WHAT NEEDS TO BE DONE:
In the entries that follow, identify the line containing "Extract the structured" and return it together with all later lines, exactly as they appear.

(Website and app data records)
● ● ●
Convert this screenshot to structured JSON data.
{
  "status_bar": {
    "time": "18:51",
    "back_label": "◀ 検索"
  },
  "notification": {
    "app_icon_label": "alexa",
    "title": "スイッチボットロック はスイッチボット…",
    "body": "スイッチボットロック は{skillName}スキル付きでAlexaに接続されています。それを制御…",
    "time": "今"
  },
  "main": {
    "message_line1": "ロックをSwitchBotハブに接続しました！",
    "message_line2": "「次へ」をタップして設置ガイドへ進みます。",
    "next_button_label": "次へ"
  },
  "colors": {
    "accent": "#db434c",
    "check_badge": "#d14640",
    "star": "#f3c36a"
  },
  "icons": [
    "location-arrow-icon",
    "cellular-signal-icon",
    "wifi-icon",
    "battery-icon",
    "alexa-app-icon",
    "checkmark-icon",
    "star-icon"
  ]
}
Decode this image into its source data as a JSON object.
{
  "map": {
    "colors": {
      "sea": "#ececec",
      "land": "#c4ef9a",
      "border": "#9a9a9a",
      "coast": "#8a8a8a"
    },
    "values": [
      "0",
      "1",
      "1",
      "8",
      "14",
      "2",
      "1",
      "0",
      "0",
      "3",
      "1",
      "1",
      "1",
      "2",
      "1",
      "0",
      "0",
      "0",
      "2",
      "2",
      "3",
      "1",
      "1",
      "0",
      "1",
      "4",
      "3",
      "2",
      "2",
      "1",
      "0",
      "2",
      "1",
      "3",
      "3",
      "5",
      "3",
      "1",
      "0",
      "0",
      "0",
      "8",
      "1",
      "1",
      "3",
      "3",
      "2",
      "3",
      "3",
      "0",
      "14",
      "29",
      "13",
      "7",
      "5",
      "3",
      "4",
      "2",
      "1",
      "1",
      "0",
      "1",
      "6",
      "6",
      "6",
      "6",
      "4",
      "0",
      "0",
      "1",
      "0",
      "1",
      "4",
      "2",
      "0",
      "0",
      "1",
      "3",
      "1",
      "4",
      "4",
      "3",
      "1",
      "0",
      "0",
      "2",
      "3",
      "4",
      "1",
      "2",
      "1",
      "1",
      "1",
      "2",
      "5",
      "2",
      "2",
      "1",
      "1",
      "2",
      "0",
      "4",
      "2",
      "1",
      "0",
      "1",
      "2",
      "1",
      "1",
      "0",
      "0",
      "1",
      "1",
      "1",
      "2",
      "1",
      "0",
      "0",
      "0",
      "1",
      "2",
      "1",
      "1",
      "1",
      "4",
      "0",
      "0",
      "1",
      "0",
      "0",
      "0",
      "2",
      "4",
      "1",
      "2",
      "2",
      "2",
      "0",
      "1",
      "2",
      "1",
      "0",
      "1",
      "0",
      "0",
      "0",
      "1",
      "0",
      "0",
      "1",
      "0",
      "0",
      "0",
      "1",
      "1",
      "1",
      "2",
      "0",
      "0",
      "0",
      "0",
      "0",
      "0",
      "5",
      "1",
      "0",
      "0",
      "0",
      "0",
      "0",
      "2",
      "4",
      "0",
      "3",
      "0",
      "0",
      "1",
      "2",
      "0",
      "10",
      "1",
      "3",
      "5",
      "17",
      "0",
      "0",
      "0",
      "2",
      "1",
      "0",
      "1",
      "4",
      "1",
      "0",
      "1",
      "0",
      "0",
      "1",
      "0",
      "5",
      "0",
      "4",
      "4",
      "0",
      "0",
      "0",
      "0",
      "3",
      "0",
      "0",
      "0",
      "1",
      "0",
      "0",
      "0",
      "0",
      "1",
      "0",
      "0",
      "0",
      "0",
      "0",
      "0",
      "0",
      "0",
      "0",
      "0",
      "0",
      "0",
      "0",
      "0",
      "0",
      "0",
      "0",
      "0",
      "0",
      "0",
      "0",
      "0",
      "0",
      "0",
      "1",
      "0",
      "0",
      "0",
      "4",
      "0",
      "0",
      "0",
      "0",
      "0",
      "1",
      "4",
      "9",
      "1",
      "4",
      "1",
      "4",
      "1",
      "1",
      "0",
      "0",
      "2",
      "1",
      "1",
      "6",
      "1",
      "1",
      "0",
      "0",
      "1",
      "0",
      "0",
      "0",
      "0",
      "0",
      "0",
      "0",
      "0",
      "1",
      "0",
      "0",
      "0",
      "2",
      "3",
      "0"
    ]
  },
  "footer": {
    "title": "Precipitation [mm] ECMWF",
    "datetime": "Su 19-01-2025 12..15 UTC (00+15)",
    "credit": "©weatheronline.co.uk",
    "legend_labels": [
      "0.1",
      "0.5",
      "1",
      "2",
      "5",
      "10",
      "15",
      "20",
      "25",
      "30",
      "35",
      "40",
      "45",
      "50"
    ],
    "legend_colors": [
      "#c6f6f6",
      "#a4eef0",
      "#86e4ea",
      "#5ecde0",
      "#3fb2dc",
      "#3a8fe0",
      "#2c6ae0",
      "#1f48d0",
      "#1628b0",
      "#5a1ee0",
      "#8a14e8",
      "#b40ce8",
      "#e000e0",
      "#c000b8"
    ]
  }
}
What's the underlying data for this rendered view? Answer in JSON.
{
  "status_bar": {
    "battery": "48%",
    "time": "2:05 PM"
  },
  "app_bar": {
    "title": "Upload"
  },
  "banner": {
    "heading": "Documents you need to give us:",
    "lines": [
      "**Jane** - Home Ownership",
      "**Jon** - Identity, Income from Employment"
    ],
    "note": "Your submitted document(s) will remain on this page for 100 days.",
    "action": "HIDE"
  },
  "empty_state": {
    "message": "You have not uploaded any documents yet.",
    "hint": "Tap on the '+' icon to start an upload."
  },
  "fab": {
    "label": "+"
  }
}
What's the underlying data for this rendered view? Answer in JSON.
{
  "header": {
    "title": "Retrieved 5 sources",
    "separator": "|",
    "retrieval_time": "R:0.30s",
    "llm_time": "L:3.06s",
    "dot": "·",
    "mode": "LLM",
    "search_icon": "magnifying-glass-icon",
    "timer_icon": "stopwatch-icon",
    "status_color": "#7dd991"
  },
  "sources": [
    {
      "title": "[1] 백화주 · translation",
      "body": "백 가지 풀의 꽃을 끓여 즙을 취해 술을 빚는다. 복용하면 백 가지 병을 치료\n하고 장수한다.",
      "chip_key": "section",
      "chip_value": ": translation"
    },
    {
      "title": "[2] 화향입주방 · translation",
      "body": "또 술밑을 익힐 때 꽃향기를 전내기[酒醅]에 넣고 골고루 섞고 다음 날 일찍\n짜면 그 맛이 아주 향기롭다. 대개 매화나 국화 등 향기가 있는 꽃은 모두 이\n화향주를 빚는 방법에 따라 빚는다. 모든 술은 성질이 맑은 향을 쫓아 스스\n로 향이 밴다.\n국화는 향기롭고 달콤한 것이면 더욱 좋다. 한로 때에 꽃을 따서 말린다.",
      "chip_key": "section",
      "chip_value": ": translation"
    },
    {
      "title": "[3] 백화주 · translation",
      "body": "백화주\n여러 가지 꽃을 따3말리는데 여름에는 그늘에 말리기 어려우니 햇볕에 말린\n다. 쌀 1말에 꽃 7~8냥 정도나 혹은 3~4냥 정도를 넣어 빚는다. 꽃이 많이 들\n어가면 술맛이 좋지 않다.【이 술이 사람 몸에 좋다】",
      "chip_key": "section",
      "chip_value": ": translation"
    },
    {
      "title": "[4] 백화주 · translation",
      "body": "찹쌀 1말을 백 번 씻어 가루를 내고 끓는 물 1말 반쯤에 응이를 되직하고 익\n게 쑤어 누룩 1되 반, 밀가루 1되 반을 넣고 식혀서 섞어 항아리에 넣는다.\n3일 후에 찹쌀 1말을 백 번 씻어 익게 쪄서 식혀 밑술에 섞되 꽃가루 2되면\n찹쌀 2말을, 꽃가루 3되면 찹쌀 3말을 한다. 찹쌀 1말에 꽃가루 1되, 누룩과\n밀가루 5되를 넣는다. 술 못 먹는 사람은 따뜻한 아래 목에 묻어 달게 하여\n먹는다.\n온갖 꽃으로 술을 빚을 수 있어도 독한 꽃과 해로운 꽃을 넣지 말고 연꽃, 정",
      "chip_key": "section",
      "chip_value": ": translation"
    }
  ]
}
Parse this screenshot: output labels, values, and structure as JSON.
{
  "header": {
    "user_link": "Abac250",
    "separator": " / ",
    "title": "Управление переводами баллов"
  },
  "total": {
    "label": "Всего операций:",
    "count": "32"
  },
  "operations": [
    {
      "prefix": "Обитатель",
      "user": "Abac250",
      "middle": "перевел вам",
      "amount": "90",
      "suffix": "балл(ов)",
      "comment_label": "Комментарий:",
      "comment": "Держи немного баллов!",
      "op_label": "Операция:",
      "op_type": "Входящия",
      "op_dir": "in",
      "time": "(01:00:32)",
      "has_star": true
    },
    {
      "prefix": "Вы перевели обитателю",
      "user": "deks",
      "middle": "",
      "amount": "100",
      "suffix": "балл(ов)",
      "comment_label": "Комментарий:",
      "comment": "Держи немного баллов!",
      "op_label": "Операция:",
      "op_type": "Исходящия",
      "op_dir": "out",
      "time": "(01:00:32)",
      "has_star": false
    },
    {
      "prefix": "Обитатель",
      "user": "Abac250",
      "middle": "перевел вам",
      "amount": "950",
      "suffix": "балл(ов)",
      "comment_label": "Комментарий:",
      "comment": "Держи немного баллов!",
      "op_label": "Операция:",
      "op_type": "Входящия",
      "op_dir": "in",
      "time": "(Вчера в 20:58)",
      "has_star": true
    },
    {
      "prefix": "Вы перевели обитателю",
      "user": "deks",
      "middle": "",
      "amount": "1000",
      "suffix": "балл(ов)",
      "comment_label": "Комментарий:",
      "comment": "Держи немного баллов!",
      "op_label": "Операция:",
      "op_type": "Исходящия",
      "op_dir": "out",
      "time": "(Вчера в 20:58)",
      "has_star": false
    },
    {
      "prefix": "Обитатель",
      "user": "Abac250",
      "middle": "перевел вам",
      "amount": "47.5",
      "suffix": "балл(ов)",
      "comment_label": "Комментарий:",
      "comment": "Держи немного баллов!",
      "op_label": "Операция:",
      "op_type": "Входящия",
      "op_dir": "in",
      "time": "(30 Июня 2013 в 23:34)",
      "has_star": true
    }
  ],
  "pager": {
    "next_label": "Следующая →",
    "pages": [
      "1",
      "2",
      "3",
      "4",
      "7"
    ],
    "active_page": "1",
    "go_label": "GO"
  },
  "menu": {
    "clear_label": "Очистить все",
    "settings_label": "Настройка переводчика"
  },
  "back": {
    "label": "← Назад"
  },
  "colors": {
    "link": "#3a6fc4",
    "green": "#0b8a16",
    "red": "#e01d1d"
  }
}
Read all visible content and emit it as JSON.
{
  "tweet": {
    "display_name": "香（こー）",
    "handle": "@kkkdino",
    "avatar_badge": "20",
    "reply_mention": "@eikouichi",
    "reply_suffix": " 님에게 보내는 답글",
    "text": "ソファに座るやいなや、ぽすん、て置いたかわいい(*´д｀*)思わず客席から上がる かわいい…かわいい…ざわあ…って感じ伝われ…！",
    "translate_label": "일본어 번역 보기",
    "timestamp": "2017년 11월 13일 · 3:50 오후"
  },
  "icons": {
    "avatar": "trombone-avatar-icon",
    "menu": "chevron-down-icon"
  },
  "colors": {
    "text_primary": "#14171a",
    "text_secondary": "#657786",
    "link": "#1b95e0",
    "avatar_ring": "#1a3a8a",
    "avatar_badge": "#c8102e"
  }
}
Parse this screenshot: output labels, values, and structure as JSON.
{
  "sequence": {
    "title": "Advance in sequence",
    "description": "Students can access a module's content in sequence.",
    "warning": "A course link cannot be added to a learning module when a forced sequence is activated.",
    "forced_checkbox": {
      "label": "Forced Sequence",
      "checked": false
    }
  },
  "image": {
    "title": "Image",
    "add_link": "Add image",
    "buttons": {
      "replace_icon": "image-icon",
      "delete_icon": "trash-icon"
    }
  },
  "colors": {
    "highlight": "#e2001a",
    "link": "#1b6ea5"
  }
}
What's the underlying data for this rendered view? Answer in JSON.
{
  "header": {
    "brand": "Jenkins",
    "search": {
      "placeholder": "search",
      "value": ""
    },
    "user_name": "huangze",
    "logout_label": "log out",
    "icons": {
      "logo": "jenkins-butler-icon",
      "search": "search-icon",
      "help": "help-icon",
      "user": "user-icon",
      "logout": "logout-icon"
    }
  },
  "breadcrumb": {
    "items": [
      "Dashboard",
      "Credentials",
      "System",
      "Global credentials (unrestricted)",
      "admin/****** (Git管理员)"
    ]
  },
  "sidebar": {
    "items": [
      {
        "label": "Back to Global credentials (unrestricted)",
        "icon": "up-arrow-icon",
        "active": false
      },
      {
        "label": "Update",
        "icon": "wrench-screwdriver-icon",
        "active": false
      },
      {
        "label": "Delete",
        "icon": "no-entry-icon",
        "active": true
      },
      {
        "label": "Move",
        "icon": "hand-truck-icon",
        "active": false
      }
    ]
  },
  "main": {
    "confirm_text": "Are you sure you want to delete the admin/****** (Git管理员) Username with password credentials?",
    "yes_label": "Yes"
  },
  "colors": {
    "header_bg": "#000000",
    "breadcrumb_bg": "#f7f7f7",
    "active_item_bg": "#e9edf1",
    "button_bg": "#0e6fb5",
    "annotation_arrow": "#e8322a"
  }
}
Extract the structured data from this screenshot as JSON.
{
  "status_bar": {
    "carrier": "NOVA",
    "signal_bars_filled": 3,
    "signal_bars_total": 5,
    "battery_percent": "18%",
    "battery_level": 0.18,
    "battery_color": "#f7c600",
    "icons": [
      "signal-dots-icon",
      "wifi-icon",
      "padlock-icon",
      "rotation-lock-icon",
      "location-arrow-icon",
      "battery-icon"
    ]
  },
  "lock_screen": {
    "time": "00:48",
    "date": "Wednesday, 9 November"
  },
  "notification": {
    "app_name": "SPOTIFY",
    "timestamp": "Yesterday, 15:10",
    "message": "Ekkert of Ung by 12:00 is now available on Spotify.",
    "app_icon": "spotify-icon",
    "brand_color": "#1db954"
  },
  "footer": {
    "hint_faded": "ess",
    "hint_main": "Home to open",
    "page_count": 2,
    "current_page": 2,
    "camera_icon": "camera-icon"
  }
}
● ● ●
OUTPUT OF THE TASK:
Extract the structured data from this screenshot as JSON.
{
  "status_bar": {
    "carrier": "NOVA",
    "signal_bars_filled": 3,
    "signal_bars_total": 5,
    "battery_percent": "18%",
    "battery_level": 0.18,
    "battery_color": "#f7c600",
    "icons": [
      "signal-dots-icon",
      "wifi-icon",
      "padlock-icon",
      "rotation-lock-icon",
      "location-arrow-icon",
      "battery-icon"
    ]
  },
  "lock_screen": {
    "time": "00:48",
    "date": "Wednesday, 9 November"
  },
  "notification": {
    "app_name": "SPOTIFY",
    "timestamp": "Yesterday, 15:10",
    "message": "Ekkert of Ung by 12:00 is now available on Spotify.",
    "app_icon": "spotify-icon",
    "brand_color": "#1db954"
  },
  "footer": {
    "hint_faded": "ess",
    "hint_main": "Home to open",
    "page_count": 2,
    "current_page": 2,
    "camera_icon": "camera-icon"
  }
}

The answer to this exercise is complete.